Dataset entries below:
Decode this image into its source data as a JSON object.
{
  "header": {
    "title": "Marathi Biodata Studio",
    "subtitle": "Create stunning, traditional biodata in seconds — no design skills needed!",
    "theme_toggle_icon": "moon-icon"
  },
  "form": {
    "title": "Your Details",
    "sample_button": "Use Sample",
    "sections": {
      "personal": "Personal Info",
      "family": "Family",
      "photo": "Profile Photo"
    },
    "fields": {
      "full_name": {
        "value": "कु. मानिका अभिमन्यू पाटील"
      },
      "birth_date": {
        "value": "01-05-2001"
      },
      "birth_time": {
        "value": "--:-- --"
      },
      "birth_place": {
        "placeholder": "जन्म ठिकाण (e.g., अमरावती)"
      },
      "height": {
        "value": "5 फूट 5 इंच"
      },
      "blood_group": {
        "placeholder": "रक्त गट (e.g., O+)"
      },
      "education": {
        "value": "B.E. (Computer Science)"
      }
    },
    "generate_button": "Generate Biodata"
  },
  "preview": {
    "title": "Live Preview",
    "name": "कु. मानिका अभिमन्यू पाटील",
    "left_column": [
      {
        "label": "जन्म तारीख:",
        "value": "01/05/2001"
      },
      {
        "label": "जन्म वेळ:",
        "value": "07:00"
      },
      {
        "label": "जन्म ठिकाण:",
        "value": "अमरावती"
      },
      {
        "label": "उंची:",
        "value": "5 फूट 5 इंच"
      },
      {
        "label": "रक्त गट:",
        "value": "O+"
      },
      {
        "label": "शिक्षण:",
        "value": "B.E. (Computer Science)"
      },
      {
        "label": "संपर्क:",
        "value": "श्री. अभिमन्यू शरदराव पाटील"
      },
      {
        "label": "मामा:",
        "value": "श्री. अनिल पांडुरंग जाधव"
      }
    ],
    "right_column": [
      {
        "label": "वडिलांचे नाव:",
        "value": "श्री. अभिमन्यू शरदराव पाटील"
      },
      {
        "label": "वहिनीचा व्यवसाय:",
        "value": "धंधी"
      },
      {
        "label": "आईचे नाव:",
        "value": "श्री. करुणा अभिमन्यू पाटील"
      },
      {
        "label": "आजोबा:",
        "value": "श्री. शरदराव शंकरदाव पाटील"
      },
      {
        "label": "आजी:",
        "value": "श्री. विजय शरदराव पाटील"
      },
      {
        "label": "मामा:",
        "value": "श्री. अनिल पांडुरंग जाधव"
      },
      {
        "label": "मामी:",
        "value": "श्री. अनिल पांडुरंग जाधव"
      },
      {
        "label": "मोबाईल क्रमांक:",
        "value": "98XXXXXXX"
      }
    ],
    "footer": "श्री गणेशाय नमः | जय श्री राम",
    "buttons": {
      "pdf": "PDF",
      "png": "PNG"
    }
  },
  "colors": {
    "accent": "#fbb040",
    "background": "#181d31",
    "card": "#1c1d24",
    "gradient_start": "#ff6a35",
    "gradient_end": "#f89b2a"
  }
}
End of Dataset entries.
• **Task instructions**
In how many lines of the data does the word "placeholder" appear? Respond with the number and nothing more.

• **Solution below**
2